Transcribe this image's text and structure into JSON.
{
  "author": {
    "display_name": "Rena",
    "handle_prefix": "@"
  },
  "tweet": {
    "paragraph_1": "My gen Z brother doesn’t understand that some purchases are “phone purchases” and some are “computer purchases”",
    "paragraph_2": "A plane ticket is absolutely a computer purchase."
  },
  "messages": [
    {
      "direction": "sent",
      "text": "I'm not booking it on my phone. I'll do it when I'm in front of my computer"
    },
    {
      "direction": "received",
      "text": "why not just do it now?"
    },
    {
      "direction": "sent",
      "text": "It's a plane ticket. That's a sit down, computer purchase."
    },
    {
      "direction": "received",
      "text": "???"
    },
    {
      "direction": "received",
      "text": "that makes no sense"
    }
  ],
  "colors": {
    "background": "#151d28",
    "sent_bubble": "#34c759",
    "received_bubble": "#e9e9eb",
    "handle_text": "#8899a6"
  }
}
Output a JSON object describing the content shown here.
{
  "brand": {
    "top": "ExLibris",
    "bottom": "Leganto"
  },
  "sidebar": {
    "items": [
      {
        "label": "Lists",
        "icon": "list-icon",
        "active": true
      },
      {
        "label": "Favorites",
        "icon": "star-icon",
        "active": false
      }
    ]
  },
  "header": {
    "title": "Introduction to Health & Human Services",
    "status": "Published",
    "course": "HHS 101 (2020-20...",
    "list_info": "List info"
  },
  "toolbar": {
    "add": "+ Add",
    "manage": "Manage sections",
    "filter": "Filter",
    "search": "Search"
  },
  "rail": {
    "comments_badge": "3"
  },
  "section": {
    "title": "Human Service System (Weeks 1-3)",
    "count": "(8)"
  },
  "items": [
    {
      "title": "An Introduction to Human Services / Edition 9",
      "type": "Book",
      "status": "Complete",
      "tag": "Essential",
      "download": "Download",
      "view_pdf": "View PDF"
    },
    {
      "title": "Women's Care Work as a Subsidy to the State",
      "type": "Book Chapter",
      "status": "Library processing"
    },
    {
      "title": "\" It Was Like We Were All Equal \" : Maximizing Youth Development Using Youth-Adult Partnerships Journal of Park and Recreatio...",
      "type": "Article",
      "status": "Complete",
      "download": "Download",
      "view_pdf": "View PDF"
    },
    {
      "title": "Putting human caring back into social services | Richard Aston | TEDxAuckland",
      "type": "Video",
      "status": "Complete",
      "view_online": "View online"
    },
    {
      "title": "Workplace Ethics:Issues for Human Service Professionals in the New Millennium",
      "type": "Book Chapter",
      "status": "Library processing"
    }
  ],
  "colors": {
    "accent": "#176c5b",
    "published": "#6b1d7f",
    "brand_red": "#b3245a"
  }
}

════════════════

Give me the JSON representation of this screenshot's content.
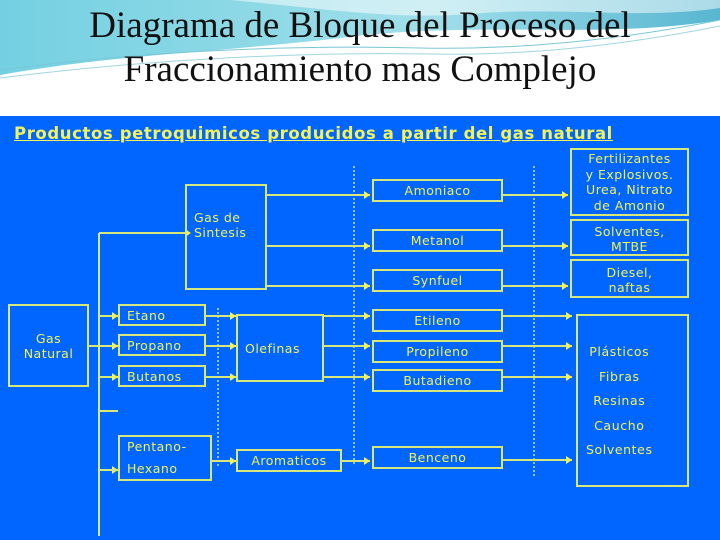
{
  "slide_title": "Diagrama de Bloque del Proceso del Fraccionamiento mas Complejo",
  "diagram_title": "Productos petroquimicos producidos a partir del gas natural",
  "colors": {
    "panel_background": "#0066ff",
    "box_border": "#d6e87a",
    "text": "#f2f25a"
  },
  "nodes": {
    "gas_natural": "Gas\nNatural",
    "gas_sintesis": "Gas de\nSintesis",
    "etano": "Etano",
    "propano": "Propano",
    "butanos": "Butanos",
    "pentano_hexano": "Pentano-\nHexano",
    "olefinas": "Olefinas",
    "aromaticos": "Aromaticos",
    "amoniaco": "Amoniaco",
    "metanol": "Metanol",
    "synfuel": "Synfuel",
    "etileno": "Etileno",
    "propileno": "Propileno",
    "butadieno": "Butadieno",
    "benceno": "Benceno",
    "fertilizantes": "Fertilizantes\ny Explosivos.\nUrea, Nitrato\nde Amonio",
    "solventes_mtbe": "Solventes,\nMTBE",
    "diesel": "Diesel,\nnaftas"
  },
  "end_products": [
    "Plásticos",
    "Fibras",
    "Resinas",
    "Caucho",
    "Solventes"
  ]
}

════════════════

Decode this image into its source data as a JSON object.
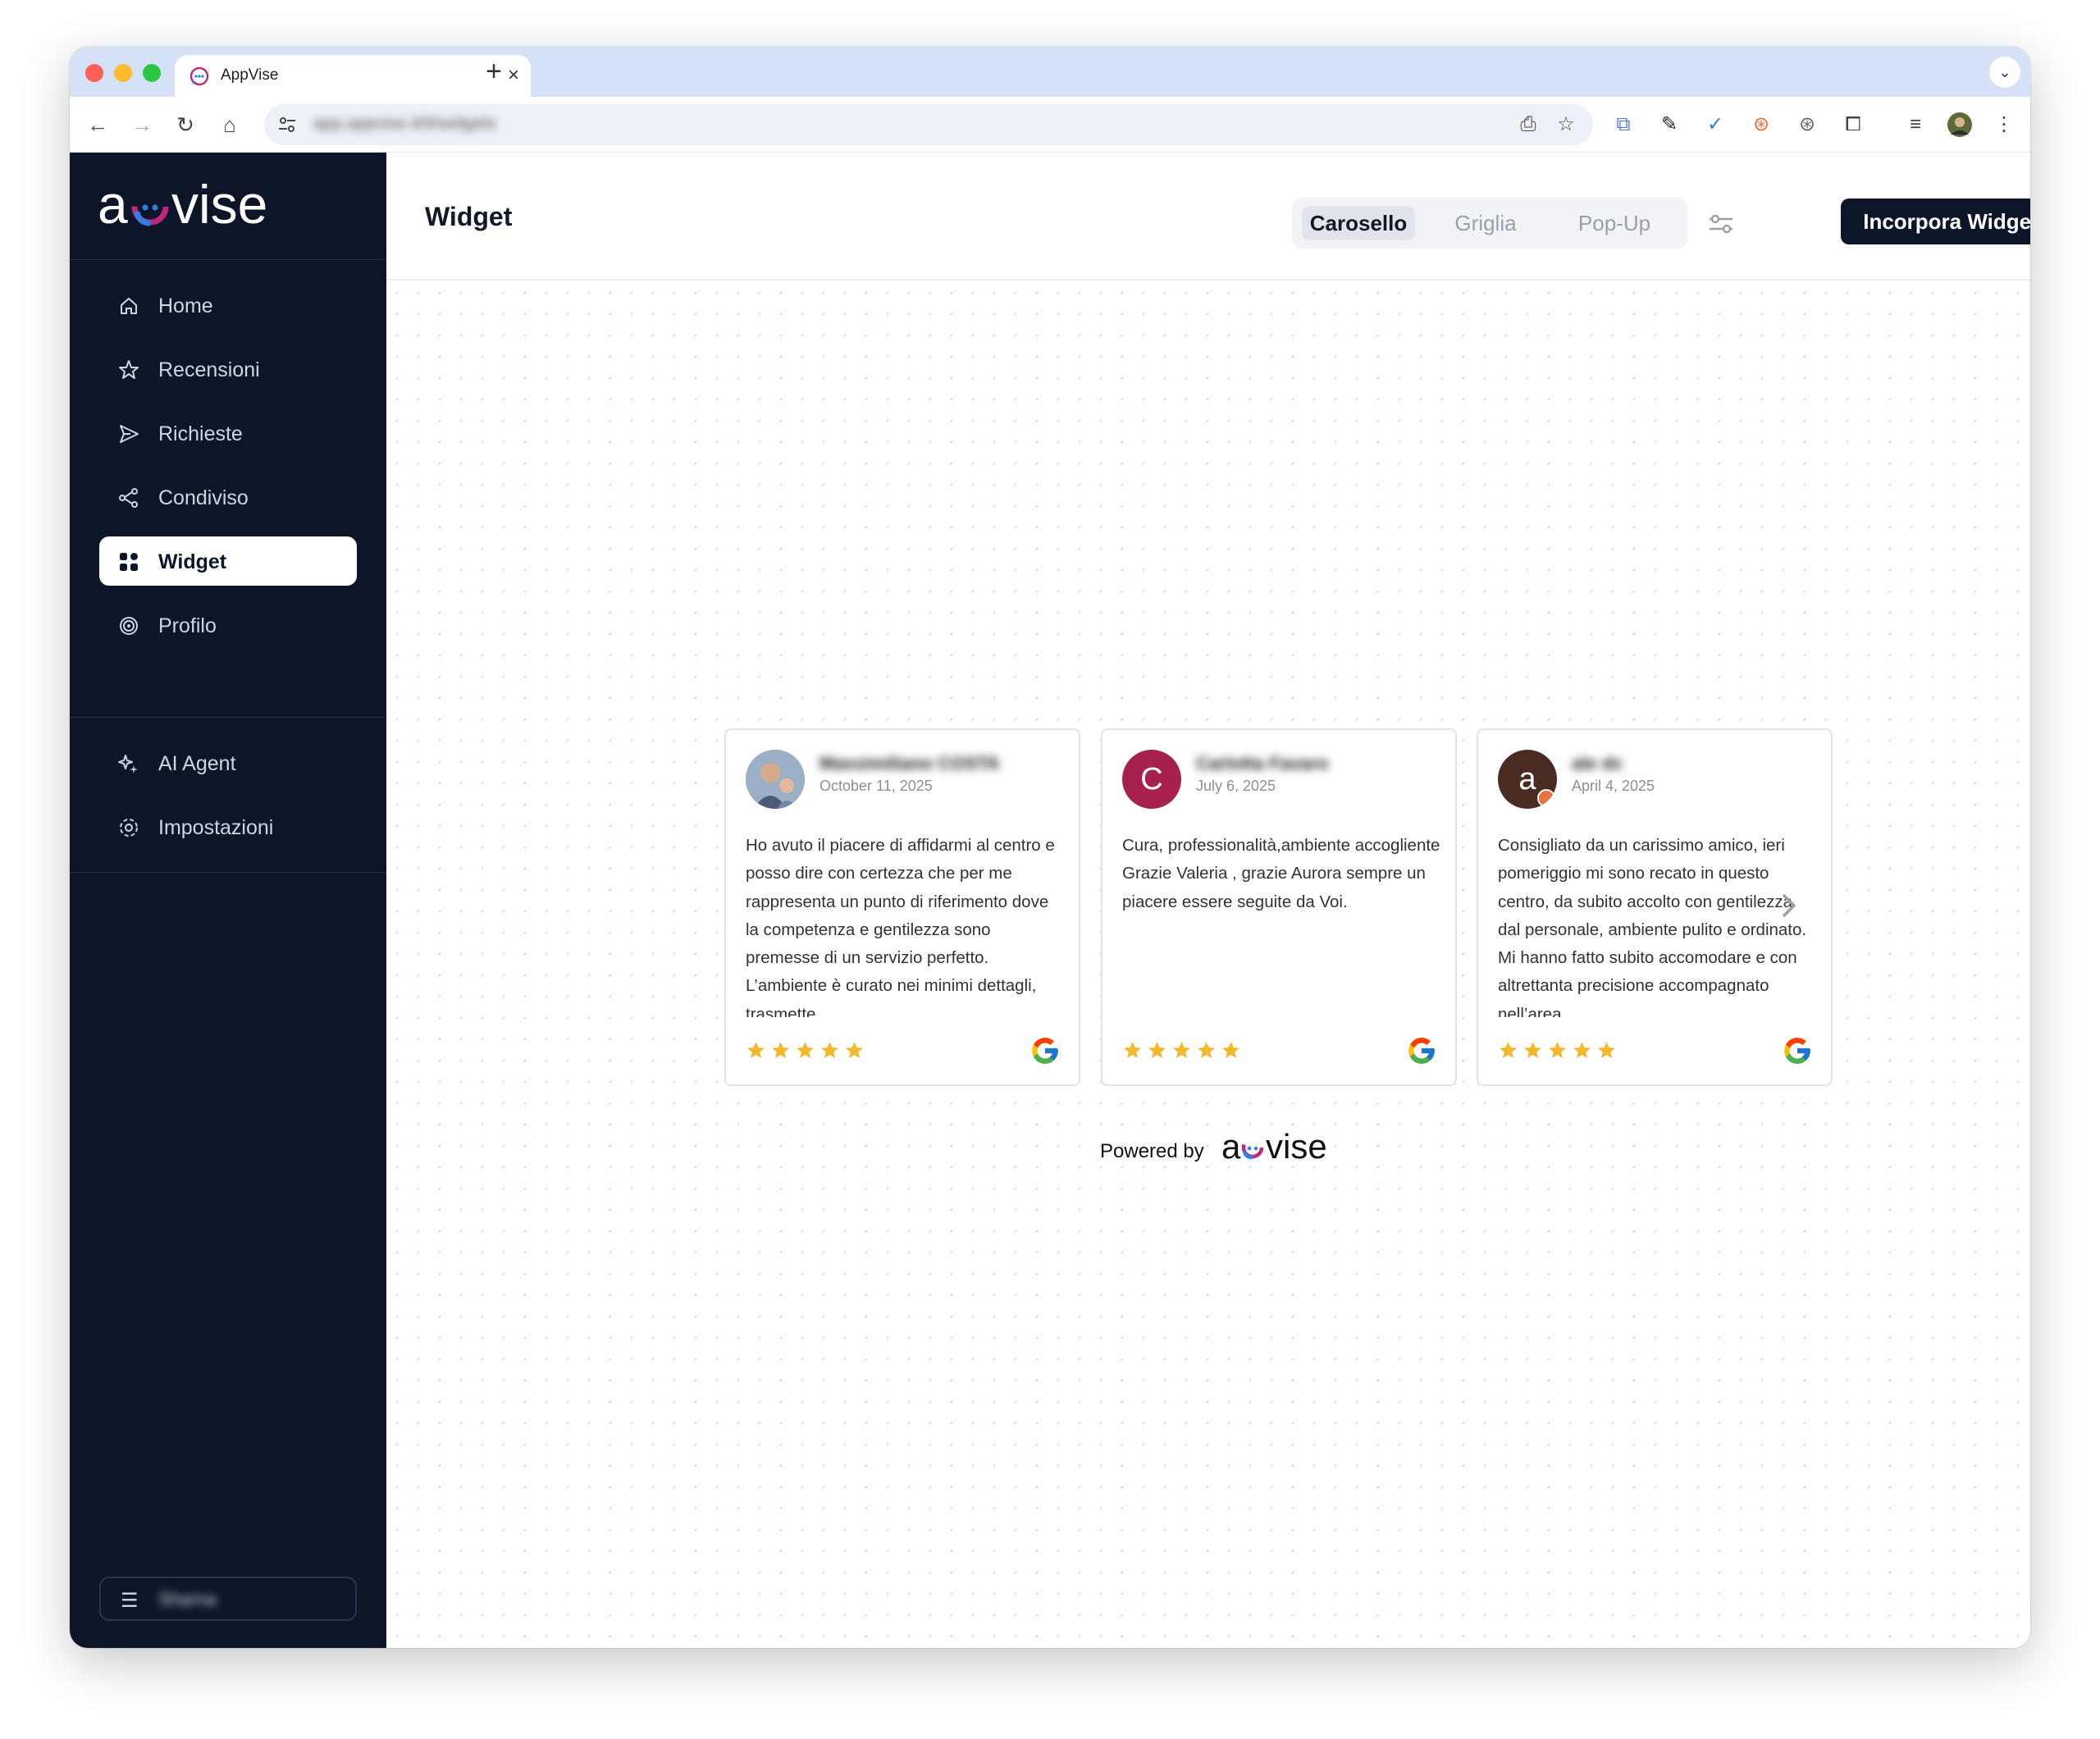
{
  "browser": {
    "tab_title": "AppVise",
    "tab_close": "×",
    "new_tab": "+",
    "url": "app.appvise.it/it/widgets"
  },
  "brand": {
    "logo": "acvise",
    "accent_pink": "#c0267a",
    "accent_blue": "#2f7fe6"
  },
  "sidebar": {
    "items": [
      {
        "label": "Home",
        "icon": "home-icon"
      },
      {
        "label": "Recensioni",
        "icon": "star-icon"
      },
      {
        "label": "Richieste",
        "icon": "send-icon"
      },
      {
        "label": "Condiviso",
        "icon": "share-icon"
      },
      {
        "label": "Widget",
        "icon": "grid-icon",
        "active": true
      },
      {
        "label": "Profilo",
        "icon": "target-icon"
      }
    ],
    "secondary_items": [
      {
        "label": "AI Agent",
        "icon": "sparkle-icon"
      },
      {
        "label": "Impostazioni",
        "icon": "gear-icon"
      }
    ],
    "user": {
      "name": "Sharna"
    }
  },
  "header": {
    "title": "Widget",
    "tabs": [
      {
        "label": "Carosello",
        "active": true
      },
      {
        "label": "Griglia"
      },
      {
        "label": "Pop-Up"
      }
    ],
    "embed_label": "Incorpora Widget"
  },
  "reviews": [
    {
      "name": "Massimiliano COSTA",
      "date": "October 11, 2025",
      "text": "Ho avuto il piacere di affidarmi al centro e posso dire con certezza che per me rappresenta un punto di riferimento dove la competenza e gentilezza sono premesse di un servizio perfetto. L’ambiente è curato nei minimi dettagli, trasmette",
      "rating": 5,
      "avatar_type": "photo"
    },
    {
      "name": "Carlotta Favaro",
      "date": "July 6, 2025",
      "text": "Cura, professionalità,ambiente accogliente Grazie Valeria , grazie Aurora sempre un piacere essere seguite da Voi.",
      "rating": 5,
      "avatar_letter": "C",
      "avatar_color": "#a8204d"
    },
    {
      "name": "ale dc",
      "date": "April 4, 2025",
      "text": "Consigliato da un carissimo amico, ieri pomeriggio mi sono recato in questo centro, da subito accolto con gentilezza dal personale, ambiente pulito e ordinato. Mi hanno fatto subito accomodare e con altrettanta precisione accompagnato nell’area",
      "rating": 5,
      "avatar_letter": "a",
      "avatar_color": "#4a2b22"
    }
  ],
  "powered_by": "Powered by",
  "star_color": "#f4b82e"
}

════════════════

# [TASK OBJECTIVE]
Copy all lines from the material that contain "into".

# [REPLY]
Transcribe this image's text and structure into JSON.
      "title": "Putting human caring back into social services | Richard Aston | TEDxAuckland",
Decode this image into its source data as a JSON object.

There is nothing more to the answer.